### PROBLEM TO SOLVE
Your answer must be every line of the data below that holds the string "this", copied exactly.
- - - - - - -
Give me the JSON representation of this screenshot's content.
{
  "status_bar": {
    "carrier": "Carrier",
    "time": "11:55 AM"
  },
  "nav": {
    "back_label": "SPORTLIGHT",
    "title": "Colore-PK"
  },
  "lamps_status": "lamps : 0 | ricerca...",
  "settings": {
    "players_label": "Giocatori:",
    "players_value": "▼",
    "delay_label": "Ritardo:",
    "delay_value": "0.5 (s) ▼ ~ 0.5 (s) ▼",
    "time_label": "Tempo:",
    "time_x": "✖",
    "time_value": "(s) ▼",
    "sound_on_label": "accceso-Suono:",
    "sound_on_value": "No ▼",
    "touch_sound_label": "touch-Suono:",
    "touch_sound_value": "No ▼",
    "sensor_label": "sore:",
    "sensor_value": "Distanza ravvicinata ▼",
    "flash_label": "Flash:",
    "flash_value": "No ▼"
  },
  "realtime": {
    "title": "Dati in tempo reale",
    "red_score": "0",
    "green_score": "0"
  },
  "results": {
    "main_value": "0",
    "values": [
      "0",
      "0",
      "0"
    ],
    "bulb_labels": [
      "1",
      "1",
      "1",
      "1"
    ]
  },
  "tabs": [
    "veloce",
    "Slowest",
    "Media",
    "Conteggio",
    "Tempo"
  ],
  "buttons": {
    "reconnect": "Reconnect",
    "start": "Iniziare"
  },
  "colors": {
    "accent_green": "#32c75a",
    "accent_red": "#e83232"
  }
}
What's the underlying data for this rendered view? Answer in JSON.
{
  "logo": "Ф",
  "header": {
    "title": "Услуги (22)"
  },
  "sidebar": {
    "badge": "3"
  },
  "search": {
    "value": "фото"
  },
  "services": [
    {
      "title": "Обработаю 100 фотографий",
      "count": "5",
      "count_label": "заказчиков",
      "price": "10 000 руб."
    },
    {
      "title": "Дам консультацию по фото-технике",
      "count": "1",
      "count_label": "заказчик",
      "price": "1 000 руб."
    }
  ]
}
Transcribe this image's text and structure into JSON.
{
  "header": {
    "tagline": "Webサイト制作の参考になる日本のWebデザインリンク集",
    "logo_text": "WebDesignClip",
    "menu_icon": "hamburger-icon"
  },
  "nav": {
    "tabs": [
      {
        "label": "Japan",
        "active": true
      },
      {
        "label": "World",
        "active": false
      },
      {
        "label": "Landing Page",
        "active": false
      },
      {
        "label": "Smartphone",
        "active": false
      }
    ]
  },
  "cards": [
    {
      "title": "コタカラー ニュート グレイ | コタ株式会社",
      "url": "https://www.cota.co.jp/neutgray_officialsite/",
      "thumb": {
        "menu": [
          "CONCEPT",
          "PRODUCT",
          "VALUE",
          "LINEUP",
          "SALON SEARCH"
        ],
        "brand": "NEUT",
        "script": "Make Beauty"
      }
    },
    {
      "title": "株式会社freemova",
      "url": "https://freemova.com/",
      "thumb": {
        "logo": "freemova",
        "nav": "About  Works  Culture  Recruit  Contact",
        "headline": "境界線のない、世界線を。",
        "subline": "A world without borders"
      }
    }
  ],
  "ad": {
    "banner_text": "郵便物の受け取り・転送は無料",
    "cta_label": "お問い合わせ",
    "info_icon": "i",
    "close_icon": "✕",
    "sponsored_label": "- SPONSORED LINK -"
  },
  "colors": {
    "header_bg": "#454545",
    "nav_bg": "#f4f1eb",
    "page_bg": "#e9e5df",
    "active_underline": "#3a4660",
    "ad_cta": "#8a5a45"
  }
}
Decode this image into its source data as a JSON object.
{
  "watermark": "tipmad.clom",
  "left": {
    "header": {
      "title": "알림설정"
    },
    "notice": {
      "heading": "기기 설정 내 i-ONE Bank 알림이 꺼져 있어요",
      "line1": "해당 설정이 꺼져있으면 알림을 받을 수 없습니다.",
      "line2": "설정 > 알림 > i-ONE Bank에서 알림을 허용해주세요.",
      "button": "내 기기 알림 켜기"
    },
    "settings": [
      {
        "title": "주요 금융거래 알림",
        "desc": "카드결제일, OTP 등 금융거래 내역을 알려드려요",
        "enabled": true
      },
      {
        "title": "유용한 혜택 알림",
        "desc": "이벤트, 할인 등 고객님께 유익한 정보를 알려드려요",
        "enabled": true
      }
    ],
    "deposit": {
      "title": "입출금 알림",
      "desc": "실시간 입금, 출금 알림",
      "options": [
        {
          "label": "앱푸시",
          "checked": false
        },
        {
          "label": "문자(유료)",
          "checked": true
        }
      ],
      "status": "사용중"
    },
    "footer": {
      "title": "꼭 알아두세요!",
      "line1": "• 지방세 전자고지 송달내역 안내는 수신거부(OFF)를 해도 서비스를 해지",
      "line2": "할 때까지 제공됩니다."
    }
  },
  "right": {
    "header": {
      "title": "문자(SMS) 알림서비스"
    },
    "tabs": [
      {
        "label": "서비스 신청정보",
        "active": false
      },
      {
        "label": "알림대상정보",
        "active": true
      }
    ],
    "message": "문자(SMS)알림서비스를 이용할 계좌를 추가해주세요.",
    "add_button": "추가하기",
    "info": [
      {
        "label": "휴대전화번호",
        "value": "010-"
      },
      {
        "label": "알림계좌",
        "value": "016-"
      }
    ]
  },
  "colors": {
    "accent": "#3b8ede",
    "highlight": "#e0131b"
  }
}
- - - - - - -
### ANSWER AREA
Give me the JSON representation of this screenshot's content.
What's the underlying data for this rendered view? Answer in JSON.
Transcribe this image's text and structure into JSON.
Decode this image into its source data as a JSON object.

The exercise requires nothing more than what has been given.